* [Exercise instructions] Repeat the listing in full, preserving every character.

* [Exercise materials]

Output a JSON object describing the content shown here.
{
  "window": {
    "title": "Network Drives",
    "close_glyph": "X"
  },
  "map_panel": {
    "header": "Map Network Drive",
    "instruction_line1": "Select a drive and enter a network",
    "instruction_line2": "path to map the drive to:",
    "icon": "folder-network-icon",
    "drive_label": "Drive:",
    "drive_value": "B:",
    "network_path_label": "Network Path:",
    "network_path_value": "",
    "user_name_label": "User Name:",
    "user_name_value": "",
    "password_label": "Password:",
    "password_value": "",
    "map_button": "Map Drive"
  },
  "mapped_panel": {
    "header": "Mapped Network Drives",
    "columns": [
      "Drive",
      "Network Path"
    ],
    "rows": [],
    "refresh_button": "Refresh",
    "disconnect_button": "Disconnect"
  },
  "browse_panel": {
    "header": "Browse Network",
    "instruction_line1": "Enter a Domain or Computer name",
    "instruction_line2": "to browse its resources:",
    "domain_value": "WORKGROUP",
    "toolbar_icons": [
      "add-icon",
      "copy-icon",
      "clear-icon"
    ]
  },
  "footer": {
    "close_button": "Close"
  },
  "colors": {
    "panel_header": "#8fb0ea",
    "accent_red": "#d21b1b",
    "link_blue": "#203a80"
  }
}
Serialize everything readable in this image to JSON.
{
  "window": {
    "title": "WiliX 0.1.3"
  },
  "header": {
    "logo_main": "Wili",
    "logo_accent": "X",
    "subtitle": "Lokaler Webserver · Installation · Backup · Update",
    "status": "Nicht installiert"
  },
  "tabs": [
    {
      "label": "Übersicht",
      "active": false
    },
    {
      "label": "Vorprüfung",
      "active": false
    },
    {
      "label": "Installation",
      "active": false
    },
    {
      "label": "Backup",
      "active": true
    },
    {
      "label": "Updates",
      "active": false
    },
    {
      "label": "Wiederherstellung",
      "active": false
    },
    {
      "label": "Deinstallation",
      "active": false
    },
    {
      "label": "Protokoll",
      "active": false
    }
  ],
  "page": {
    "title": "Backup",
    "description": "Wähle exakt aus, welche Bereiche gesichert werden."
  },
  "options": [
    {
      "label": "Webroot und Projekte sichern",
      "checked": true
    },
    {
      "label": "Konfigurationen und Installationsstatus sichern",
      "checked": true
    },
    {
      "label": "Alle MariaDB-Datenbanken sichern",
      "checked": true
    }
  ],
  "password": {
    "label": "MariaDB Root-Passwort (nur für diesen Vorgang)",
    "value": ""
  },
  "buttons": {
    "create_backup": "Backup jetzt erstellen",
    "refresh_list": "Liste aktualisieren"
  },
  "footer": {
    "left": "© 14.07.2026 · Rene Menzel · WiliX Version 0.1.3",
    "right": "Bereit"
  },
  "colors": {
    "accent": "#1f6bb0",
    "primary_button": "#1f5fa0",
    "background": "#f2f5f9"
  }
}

* [Task output]
Output a JSON object describing the content shown here.
{
  "window": {
    "title": "Network Drives",
    "close_glyph": "X"
  },
  "map_panel": {
    "header": "Map Network Drive",
    "instruction_line1": "Select a drive and enter a network",
    "instruction_line2": "path to map the drive to:",
    "icon": "folder-network-icon",
    "drive_label": "Drive:",
    "drive_value": "B:",
    "network_path_label": "Network Path:",
    "network_path_value": "",
    "user_name_label": "User Name:",
    "user_name_value": "",
    "password_label": "Password:",
    "password_value": "",
    "map_button": "Map Drive"
  },
  "mapped_panel": {
    "header": "Mapped Network Drives",
    "columns": [
      "Drive",
      "Network Path"
    ],
    "rows": [],
    "refresh_button": "Refresh",
    "disconnect_button": "Disconnect"
  },
  "browse_panel": {
    "header": "Browse Network",
    "instruction_line1": "Enter a Domain or Computer name",
    "instruction_line2": "to browse its resources:",
    "domain_value": "WORKGROUP",
    "toolbar_icons": [
      "add-icon",
      "copy-icon",
      "clear-icon"
    ]
  },
  "footer": {
    "close_button": "Close"
  },
  "colors": {
    "panel_header": "#8fb0ea",
    "accent_red": "#d21b1b",
    "link_blue": "#203a80"
  }
}
Serialize everything readable in this image to JSON.
{
  "window": {
    "title": "WiliX 0.1.3"
  },
  "header": {
    "logo_main": "Wili",
    "logo_accent": "X",
    "subtitle": "Lokaler Webserver · Installation · Backup · Update",
    "status": "Nicht installiert"
  },
  "tabs": [
    {
      "label": "Übersicht",
      "active": false
    },
    {
      "label": "Vorprüfung",
      "active": false
    },
    {
      "label": "Installation",
      "active": false
    },
    {
      "label": "Backup",
      "active": true
    },
    {
      "label": "Updates",
      "active": false
    },
    {
      "label": "Wiederherstellung",
      "active": false
    },
    {
      "label": "Deinstallation",
      "active": false
    },
    {
      "label": "Protokoll",
      "active": false
    }
  ],
  "page": {
    "title": "Backup",
    "description": "Wähle exakt aus, welche Bereiche gesichert werden."
  },
  "options": [
    {
      "label": "Webroot und Projekte sichern",
      "checked": true
    },
    {
      "label": "Konfigurationen und Installationsstatus sichern",
      "checked": true
    },
    {
      "label": "Alle MariaDB-Datenbanken sichern",
      "checked": true
    }
  ],
  "password": {
    "label": "MariaDB Root-Passwort (nur für diesen Vorgang)",
    "value": ""
  },
  "buttons": {
    "create_backup": "Backup jetzt erstellen",
    "refresh_list": "Liste aktualisieren"
  },
  "footer": {
    "left": "© 14.07.2026 · Rene Menzel · WiliX Version 0.1.3",
    "right": "Bereit"
  },
  "colors": {
    "accent": "#1f6bb0",
    "primary_button": "#1f5fa0",
    "background": "#f2f5f9"
  }
}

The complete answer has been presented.